* Instructions for the task *
Your answer should be one number, the count of lines in the listing below containing the word "heading".

* Working data *
______

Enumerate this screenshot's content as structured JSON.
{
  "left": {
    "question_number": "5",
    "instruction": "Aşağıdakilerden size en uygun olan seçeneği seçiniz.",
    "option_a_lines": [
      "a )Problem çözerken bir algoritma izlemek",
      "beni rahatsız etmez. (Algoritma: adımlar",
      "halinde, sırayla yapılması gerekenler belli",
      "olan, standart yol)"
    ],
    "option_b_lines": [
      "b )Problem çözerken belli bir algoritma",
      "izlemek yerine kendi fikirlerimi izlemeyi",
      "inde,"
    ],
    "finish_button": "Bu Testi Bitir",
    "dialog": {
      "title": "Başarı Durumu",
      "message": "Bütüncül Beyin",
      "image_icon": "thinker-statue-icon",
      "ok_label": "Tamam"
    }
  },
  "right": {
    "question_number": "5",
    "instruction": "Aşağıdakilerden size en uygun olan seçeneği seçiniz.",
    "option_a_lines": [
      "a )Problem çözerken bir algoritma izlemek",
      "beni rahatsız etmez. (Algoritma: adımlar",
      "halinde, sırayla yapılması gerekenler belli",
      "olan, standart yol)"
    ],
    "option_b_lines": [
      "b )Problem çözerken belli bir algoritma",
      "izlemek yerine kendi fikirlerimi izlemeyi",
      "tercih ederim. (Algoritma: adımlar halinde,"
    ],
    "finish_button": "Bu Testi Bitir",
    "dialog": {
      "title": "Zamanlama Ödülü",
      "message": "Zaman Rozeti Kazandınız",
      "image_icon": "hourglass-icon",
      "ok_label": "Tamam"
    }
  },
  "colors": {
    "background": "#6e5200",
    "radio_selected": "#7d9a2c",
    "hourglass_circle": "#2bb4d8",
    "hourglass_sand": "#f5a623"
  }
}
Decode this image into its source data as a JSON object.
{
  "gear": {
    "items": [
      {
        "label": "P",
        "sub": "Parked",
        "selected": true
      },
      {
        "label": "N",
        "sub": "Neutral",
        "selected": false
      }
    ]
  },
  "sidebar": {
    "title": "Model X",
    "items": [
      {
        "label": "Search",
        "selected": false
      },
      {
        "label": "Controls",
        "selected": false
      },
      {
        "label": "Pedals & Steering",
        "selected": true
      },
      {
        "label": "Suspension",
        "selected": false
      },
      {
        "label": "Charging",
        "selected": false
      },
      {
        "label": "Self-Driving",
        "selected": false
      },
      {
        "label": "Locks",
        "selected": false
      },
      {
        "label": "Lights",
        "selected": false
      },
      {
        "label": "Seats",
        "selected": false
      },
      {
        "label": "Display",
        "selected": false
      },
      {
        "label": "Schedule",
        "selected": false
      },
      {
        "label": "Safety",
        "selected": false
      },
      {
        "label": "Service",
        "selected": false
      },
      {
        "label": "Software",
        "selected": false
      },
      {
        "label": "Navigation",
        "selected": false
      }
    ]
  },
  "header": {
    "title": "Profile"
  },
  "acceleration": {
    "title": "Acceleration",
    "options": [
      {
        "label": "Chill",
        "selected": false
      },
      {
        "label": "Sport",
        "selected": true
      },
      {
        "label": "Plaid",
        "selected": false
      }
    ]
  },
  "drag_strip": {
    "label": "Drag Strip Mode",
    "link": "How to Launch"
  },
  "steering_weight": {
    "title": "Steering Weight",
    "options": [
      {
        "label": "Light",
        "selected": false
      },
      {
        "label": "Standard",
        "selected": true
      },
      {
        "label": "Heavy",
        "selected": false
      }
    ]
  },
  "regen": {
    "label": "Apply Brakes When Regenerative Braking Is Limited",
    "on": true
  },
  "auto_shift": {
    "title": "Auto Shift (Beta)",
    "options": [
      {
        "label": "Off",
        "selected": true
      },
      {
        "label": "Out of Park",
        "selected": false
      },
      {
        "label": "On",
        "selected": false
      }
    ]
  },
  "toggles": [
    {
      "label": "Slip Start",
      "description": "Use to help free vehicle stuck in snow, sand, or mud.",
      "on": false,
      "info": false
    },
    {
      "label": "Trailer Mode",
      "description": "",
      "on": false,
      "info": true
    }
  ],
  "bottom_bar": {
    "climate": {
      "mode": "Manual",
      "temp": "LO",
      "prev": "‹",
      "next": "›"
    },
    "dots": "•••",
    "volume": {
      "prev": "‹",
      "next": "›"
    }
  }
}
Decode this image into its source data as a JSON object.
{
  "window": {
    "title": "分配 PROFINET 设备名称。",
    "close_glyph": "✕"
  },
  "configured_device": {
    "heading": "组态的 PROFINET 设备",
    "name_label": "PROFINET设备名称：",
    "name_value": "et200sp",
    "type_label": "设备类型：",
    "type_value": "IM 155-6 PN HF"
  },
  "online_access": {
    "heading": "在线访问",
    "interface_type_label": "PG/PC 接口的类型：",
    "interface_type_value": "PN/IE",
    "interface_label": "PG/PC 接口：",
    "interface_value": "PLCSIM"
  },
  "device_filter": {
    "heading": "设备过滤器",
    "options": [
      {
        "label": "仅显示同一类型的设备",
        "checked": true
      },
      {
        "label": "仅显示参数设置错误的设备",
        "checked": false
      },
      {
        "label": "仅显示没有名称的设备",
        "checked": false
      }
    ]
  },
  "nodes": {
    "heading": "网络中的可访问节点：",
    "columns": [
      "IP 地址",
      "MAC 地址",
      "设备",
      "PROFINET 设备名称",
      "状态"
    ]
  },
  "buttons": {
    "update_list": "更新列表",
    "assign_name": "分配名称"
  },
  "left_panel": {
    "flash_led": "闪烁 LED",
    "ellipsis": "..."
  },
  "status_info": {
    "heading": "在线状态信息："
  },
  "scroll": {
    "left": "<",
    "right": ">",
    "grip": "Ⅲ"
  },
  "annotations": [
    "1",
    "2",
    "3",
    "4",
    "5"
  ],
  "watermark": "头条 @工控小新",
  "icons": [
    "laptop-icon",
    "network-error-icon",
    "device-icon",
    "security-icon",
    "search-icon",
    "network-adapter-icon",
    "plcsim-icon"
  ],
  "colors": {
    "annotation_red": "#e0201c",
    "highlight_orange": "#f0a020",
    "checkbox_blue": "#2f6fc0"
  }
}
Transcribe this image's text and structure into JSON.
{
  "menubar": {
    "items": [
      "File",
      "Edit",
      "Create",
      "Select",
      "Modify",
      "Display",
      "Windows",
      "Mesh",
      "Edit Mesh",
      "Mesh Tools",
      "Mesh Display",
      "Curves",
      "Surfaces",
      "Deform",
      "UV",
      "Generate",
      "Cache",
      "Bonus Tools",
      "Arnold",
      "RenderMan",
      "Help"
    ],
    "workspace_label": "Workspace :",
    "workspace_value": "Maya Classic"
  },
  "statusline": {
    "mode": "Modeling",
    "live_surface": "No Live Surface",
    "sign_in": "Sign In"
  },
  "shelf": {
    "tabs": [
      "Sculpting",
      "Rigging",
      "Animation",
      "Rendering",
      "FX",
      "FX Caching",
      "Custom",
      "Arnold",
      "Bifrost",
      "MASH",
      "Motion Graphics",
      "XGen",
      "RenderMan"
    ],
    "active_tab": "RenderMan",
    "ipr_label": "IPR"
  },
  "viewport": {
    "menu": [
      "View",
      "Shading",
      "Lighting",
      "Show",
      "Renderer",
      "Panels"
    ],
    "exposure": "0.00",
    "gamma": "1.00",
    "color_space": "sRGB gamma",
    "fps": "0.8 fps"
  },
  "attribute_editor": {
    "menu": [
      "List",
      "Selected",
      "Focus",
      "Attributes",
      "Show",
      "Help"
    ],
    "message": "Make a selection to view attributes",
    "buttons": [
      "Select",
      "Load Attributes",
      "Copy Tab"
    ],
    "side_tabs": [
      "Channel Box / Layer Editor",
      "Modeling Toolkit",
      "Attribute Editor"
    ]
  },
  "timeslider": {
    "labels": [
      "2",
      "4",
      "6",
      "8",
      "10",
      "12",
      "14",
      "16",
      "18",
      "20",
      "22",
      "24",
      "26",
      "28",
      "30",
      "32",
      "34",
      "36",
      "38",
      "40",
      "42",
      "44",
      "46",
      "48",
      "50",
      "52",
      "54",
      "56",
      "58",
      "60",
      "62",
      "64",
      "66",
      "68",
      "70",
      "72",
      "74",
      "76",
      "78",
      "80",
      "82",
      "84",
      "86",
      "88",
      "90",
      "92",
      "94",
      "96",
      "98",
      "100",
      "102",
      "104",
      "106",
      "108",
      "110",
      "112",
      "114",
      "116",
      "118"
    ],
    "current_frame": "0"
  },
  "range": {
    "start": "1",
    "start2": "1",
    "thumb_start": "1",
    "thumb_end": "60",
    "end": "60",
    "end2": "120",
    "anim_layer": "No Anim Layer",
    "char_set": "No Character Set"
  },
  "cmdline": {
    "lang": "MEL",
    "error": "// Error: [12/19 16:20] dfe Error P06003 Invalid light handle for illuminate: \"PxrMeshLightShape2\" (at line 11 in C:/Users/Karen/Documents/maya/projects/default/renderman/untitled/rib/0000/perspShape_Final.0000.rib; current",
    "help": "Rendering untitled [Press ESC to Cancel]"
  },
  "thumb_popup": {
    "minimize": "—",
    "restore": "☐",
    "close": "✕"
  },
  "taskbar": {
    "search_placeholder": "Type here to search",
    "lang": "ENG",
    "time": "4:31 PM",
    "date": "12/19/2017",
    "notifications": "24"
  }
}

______

* Problem solution *
5